TWO-HANDED DOCUMENT NAVIGATION(Cont'd)

Many current computer systems have a pointing device, such as a 'house", for use with a direct manipulation graphical user interface (GUI) for manipulating information in screen workspace regions called "windows". A characteristic of direct manipulation GUIs is the display and manipulation of graphical display objects (variously called "icons", "tools" and "widgets") in order to interact with and accomplish tasks on the computer system. Graphical display objects perform two roles: they function as a display which conveys information about their function or about an object on which a task is being performed, and as a control that the user manipulates to accom lish a

functions. From the perspective of the display role of the GUI, the GUI can be said to be space multiplexed. However, virtually all interaction with graphical display objects is undertaken using a single input device (e.g., the mouse.) Hence from the control perspective, the GUI can be said to be time multiplexed.

function. Different graphical display objects are displayed for di

F ferent

Time multiplexing constrains the GUI to be serial in nature, since the user typically cannot perform two functions simultaneously using only one input device. More importantly, a t ical sequence of actions includes an action for

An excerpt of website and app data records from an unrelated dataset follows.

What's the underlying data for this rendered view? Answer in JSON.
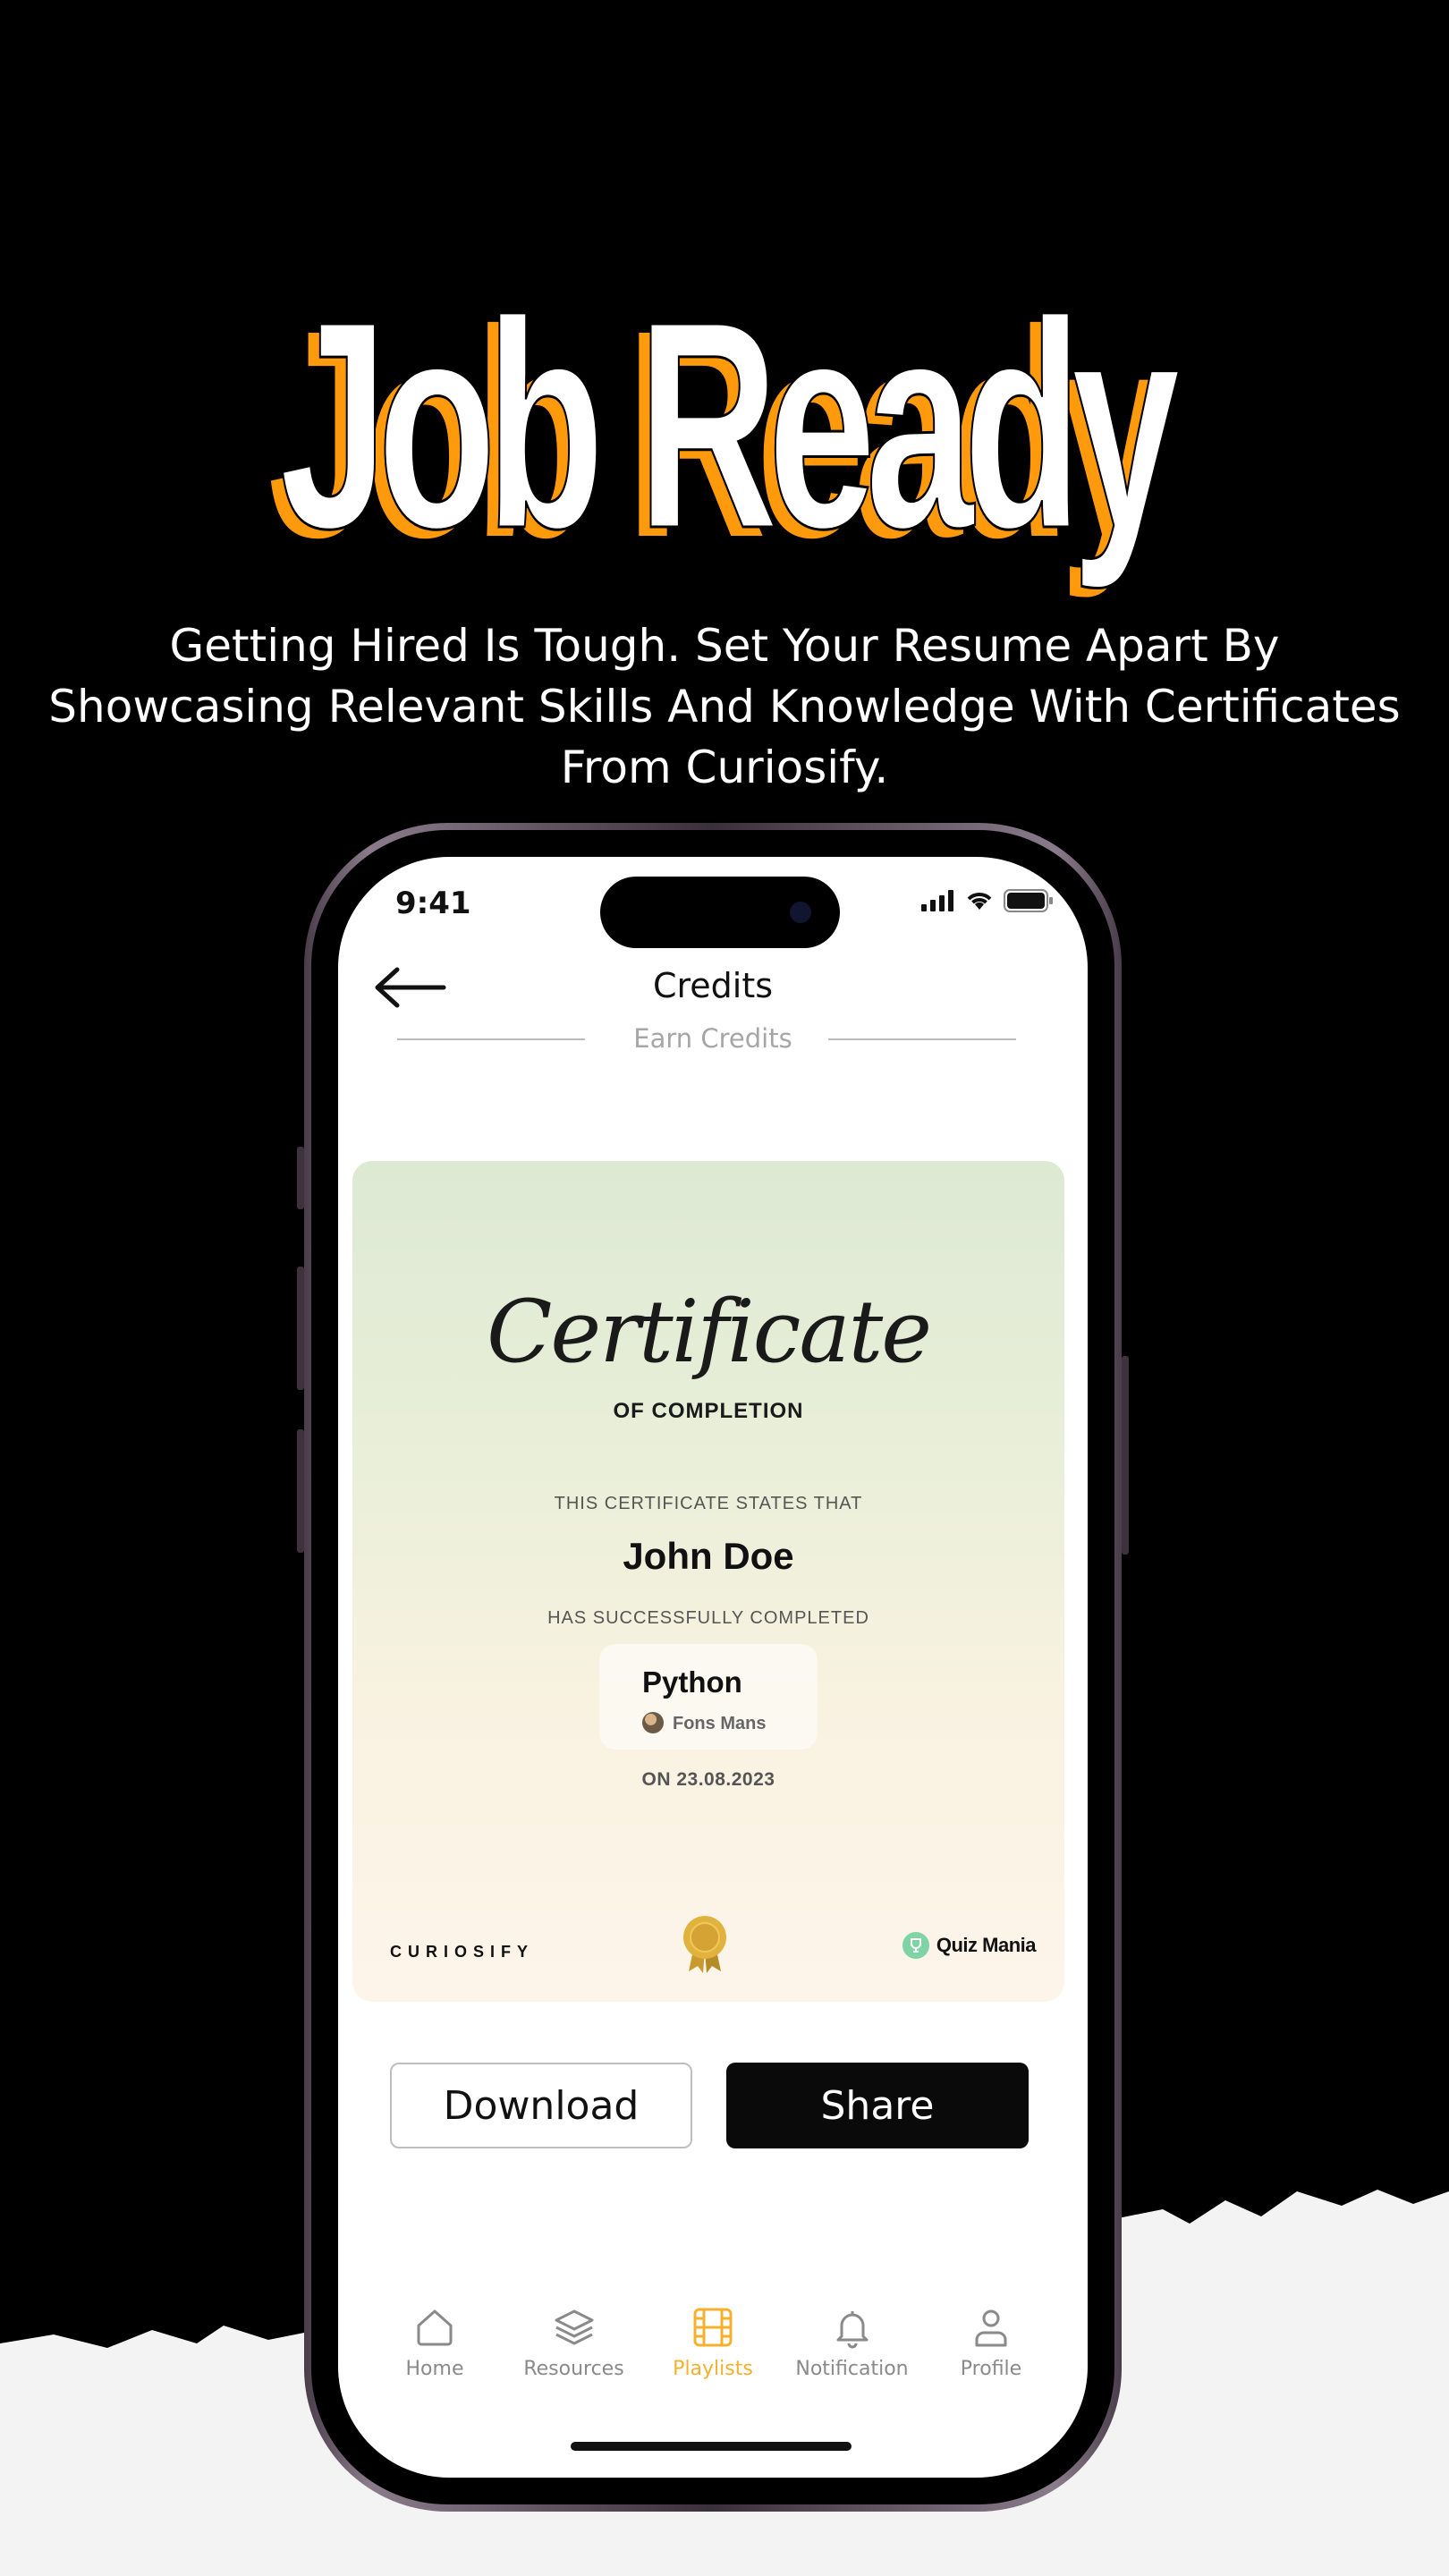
{
  "hero": {
    "headline": "Job Ready",
    "subtitle": "Getting Hired Is Tough. Set Your Resume Apart By Showcasing Relevant Skills And Knowledge With Certificates From Curiosify."
  },
  "status_bar": {
    "time": "9:41"
  },
  "header": {
    "title": "Credits",
    "sub_tab": "Earn Credits"
  },
  "certificate": {
    "title": "Certificate",
    "subtitle": "OF COMPLETION",
    "states_line": "THIS CERTIFICATE STATES THAT",
    "recipient": "John Doe",
    "completed_line": "HAS SUCCESSFULLY COMPLETED",
    "course": "Python",
    "author": "Fons Mans",
    "date_line": "ON 23.08.2023",
    "brand": "CURIOSIFY",
    "partner": "Quiz Mania"
  },
  "actions": {
    "download_label": "Download",
    "share_label": "Share"
  },
  "tabbar": {
    "items": [
      {
        "label": "Home",
        "icon": "home-icon"
      },
      {
        "label": "Resources",
        "icon": "layers-icon"
      },
      {
        "label": "Playlists",
        "icon": "film-icon",
        "active": true
      },
      {
        "label": "Notification",
        "icon": "bell-icon"
      },
      {
        "label": "Profile",
        "icon": "user-icon"
      }
    ]
  },
  "colors": {
    "accent": "#FF9A0D",
    "active_tab": "#F5B02E",
    "background": "#000000"
  }
}
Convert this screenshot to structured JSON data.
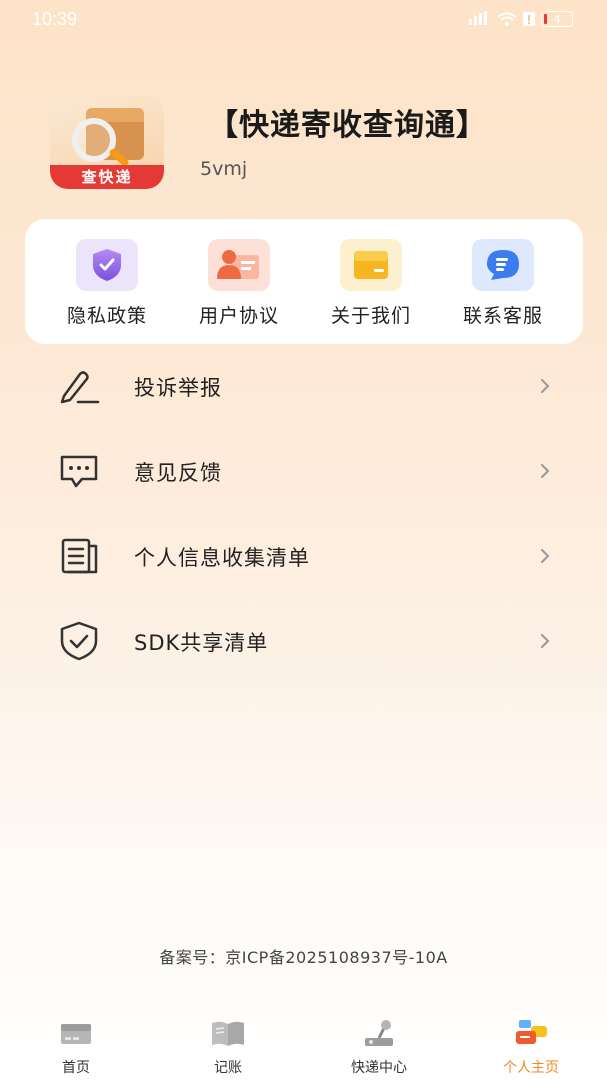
{
  "status_bar": {
    "time": "10:39",
    "battery": "4",
    "signal": "4G"
  },
  "header": {
    "app_icon_text": "查快递",
    "title": "【快递寄收查询通】",
    "subtitle": "5vmj"
  },
  "quick_actions": [
    {
      "label": "隐私政策",
      "icon": "shield-check-icon",
      "color": "#ece4fb"
    },
    {
      "label": "用户协议",
      "icon": "user-card-icon",
      "color": "#fde1d8"
    },
    {
      "label": "关于我们",
      "icon": "folder-icon",
      "color": "#fdf0cf"
    },
    {
      "label": "联系客服",
      "icon": "chat-bubble-icon",
      "color": "#dfe9fd"
    }
  ],
  "menu": [
    {
      "label": "投诉举报",
      "icon": "pencil-icon"
    },
    {
      "label": "意见反馈",
      "icon": "message-dots-icon"
    },
    {
      "label": "个人信息收集清单",
      "icon": "document-list-icon"
    },
    {
      "label": "SDK共享清单",
      "icon": "shield-check-outline-icon"
    }
  ],
  "footer": {
    "icp": "备案号：京ICP备2025108937号-10A"
  },
  "bottom_nav": [
    {
      "label": "首页",
      "icon": "home-box-icon",
      "active": false
    },
    {
      "label": "记账",
      "icon": "book-icon",
      "active": false
    },
    {
      "label": "快递中心",
      "icon": "joystick-icon",
      "active": false
    },
    {
      "label": "个人主页",
      "icon": "profile-chat-icon",
      "active": true
    }
  ],
  "colors": {
    "accent": "#f08a24",
    "background_top": "#fde3c8",
    "banner_red": "#e53935"
  }
}
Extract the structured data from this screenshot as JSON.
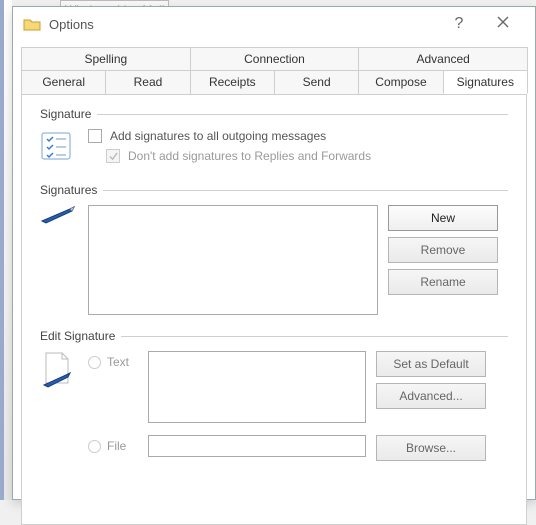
{
  "bg_hint": "Windows Live Mail",
  "window": {
    "title": "Options"
  },
  "tabs_row1": [
    "Spelling",
    "Connection",
    "Advanced"
  ],
  "tabs_row2": [
    "General",
    "Read",
    "Receipts",
    "Send",
    "Compose",
    "Signatures"
  ],
  "active_tab": "Signatures",
  "group_signature": {
    "title": "Signature",
    "cb1": "Add signatures to all outgoing messages",
    "cb2": "Don't add signatures to Replies and Forwards"
  },
  "group_signatures": {
    "title": "Signatures",
    "btn_new": "New",
    "btn_remove": "Remove",
    "btn_rename": "Rename"
  },
  "group_edit": {
    "title": "Edit Signature",
    "radio_text": "Text",
    "radio_file": "File",
    "btn_default": "Set as Default",
    "btn_advanced": "Advanced...",
    "btn_browse": "Browse..."
  }
}
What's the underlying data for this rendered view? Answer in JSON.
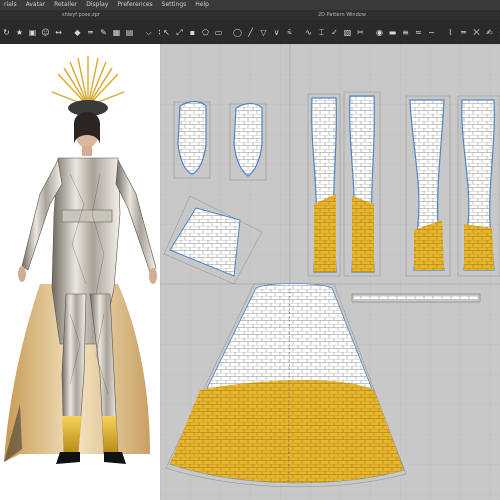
{
  "menu": {
    "items": [
      "rials",
      "Avatar",
      "Retailer",
      "Display",
      "Preferences",
      "Settings",
      "Help"
    ]
  },
  "titles": {
    "file_name": "shleyf pose.zpr",
    "pattern_window": "2D Pattern Window"
  },
  "toolbar_3d": {
    "icons": [
      "rotate-icon",
      "pose-icon",
      "camera-icon",
      "avatar-icon",
      "measure-icon",
      "pin-icon",
      "tape-icon",
      "trace-icon",
      "grid-icon",
      "arrange-icon",
      "fold-icon",
      "tack-icon",
      "shape-icon",
      "capture-icon",
      "points-icon"
    ]
  },
  "toolbar_2d": {
    "icons": [
      "select-icon",
      "transform-icon",
      "edit-point-icon",
      "polygon-icon",
      "rectangle-icon",
      "circle-icon",
      "internal-line-icon",
      "dart-icon",
      "notch-icon",
      "segment-sew-icon",
      "free-sew-icon",
      "fold-sew-icon",
      "check-sewing-icon",
      "texture-icon",
      "trim-icon",
      "button-icon",
      "buttonhole-icon",
      "zipper-icon",
      "piping-icon",
      "puckering-icon",
      "elastic-icon",
      "tape-icon",
      "shirring-icon",
      "annotation-icon",
      "graphic-icon",
      "symmetry-icon",
      "grading-icon",
      "fabric-icon"
    ]
  },
  "colors": {
    "gold": "#e8b52c",
    "outline_blue": "#4f86c6",
    "pattern_bg": "#c8c8c8",
    "ui_dark": "#2a2a2a"
  }
}
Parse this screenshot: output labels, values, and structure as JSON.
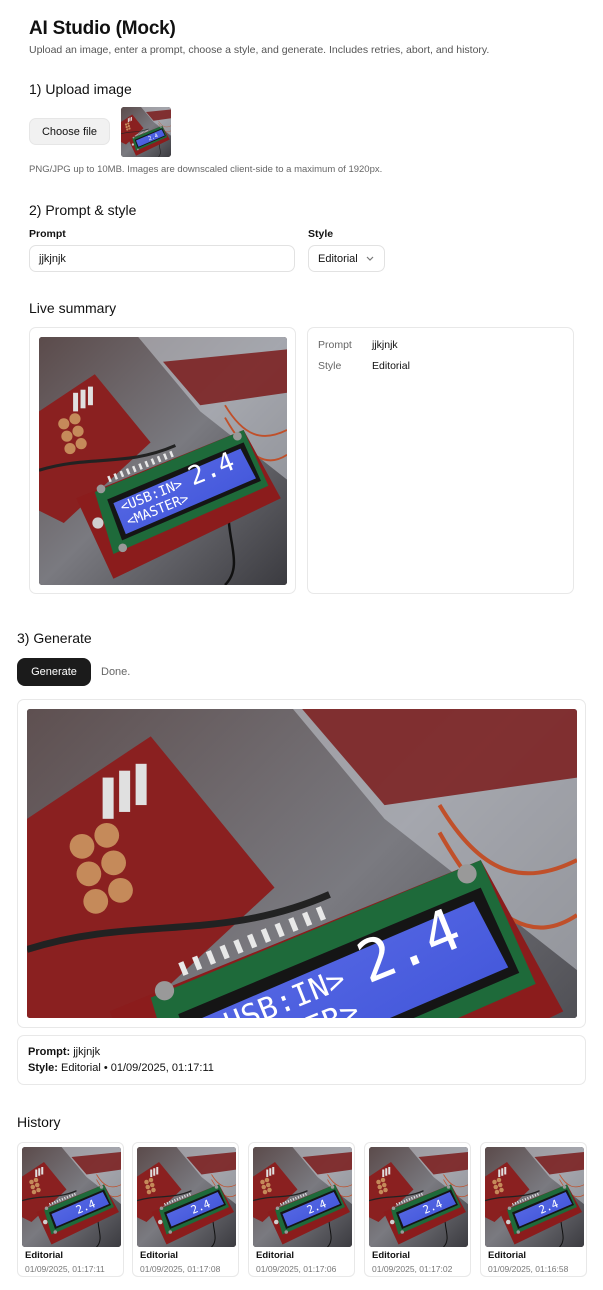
{
  "app": {
    "title": "AI Studio (Mock)",
    "subtitle": "Upload an image, enter a prompt, choose a style, and generate. Includes retries, abort, and history."
  },
  "upload": {
    "heading": "1) Upload image",
    "button_label": "Choose file",
    "hint": "PNG/JPG up to 10MB. Images are downscaled client-side to a maximum of 1920px."
  },
  "prompt_section": {
    "heading": "2) Prompt & style",
    "prompt_label": "Prompt",
    "prompt_value": "jjkjnjk",
    "style_label": "Style",
    "style_value": "Editorial"
  },
  "summary": {
    "heading": "Live summary",
    "prompt_key": "Prompt",
    "prompt_value": "jjkjnjk",
    "style_key": "Style",
    "style_value": "Editorial"
  },
  "generate": {
    "heading": "3) Generate",
    "button_label": "Generate",
    "status": "Done.",
    "result_prompt_label": "Prompt:",
    "result_prompt_value": "jjkjnjk",
    "result_style_label": "Style:",
    "result_style_value": "Editorial • 01/09/2025, 01:17:11"
  },
  "lcd": {
    "line1": "<USB:IN>",
    "line2": "<MASTER>",
    "big": "2.4"
  },
  "history": {
    "heading": "History",
    "items": [
      {
        "style": "Editorial",
        "time": "01/09/2025, 01:17:11"
      },
      {
        "style": "Editorial",
        "time": "01/09/2025, 01:17:08"
      },
      {
        "style": "Editorial",
        "time": "01/09/2025, 01:17:06"
      },
      {
        "style": "Editorial",
        "time": "01/09/2025, 01:17:02"
      },
      {
        "style": "Editorial",
        "time": "01/09/2025, 01:16:58"
      }
    ]
  },
  "icons": {
    "select_chevron": "chevron-down-icon"
  }
}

process of selection takes a quantity of time which may be referred to as an acquisition time. In addition to taking time, a %elect display object" action may disrupt the flow of the user's work progress or train of thought. The graph 10 in Figure 1 illustrates acquisition times involved in performing a series of alternating tasks A and B in a time multiplexed GUI. The time intervals denoted by reference numerals 2,4,6 and 8, represented by sloped lines in the graph, are the acquisition times needed for the user to alternately select the graphical display objects that represent tasks A and B.

selecting the display object be ?? ore actually performing the function, and the

The technique described here proposes to significantly reduce or eliminate acquisition time by assigning a distinct input device to each of a user's two hands, thereby controlling selection of the graphical display object for, and the performance of, each task with a different input device. The use of two hands in a direct manipulation GUI is an extension of the use of two hands in many everyday tasks, where a person's nondomin...